  • Classifiers are not perfect!
  • Queries do not retrieve all the documents that
    belong to a category
  • Queries for one category match documents that
    do not belong to this category
  • From the training phase of classifier we use
    precision and recall

20
Precision Recall Adjustment
  • Computer-category
  • Rule linux, Precision 0.7
  • Rule cpu, Precision 0.9
  • Recall (for all the rules) 0.4
  • Probing with queries for Computers
  • Query linux ? X1 matches ? 0.7X1 correct
    matches
  • Query cpu ? X2 matches ? 0.9X2 correct matches
  • From X1X2 documents found
  • Expect 0.7 X10.9 X2 to be correct
  • Expect (0.7 X10.9 X2)/0.4 total computer docs

21
Initial Experiments
  • Used a collection of 20,000 newsgroup articles
  • Formed 5 categories
  • Computers (comp.)
  • Science (sci.)
  • Hobbies (rec.)
  • Society (soc. alt.atheism)
  • Misc (misc.sale)
  • RIPPER trained with 10,000 newsgroup articles
  • Classifier 29 rules, 32 words used
  • IF windows AND pc THEN Computers (precision0.75)
  • IF satellite AND space THEN Science
    (precision0.9)

22
Web-databases Probed
  • Using the newsgroup classifier we probed four web
    databases
  • Cora (www.cora.jprc.com)
  • CS Papers archive (Computers)
  • American Scientist (www.amsci.org)
  • Science and technology magazine (Science)
  • All Outdoors (www.alloutdoors.com)
  • Articles about outdoor activities (Hobbies)
  • Religion Today (www.religiontoday.com)
  • News and discussion about religions (Society)

23
Results
  • Only 29 queries per web site
  • No need for document retrieval!

24
Conclusions
  • Easy classification using only a small number of
    queries
  • No need for document retrieval
  • Only need a result like X matches found
  • Not limited to search-only databases
  • Every searchable database can be classified this
    way
  • Not limited to topical classification

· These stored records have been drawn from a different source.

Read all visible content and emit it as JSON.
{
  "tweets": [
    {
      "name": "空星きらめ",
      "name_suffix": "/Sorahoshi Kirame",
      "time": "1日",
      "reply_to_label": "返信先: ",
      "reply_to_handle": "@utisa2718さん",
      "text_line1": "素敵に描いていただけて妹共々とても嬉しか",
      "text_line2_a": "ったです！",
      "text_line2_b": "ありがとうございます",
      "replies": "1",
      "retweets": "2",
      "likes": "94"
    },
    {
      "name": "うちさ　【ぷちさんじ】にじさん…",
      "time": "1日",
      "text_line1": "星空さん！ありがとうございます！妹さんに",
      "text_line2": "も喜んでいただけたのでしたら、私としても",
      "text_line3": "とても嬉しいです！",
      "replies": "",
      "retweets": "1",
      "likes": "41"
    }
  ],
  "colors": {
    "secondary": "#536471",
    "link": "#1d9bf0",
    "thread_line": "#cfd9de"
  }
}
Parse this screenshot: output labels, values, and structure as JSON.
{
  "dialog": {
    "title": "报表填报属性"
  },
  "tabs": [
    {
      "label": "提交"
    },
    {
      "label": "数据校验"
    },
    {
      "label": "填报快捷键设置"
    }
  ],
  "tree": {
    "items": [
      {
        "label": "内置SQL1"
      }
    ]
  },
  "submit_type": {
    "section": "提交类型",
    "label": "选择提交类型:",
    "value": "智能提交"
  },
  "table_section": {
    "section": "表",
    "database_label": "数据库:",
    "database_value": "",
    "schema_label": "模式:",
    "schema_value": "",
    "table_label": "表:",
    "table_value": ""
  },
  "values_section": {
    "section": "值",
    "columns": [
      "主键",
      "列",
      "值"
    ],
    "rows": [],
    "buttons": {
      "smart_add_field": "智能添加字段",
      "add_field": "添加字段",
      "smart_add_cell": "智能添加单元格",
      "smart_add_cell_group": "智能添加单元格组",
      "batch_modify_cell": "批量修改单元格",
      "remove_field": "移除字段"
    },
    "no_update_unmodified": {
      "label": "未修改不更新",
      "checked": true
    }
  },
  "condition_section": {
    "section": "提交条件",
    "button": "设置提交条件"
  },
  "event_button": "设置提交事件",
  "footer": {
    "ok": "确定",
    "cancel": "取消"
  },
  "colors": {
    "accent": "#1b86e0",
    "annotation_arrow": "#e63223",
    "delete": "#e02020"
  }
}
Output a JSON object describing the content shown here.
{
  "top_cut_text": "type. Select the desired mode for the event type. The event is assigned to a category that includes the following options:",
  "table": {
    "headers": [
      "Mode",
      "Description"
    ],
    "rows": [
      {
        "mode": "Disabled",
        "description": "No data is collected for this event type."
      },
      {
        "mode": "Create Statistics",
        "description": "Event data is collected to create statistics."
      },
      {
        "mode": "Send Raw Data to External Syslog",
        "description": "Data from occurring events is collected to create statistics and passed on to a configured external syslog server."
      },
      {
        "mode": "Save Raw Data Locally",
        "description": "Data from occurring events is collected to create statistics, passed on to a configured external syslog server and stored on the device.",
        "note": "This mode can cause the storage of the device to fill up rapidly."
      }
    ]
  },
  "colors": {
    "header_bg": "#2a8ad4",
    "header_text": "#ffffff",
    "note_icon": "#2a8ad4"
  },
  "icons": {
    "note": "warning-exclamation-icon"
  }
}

25
Current Issues
  • Comprehensive classification scheme
  • Representative training data

26
Future Work
  • Use a hierarchical classification scheme
  • Test different search interfaces
  • Boolean model
  • Vector-space model
  • Different capabilities
  • Compare with document sampling (Callan et al.s
    work SIGMOD99, adapted for the classification
    task)
  • Study classification efficiency when documents
    are accessible

27
Related Work
  • Gauch (JUCS 1996)
  • Etzioni et al. (JIIS 1997)
  • Hawking Thistlewaite (TOIS 1999)
  • Callan et al. (SIGMOD 1999)
  • Meng et al. (CoopIS 1999)
About PowerShow.com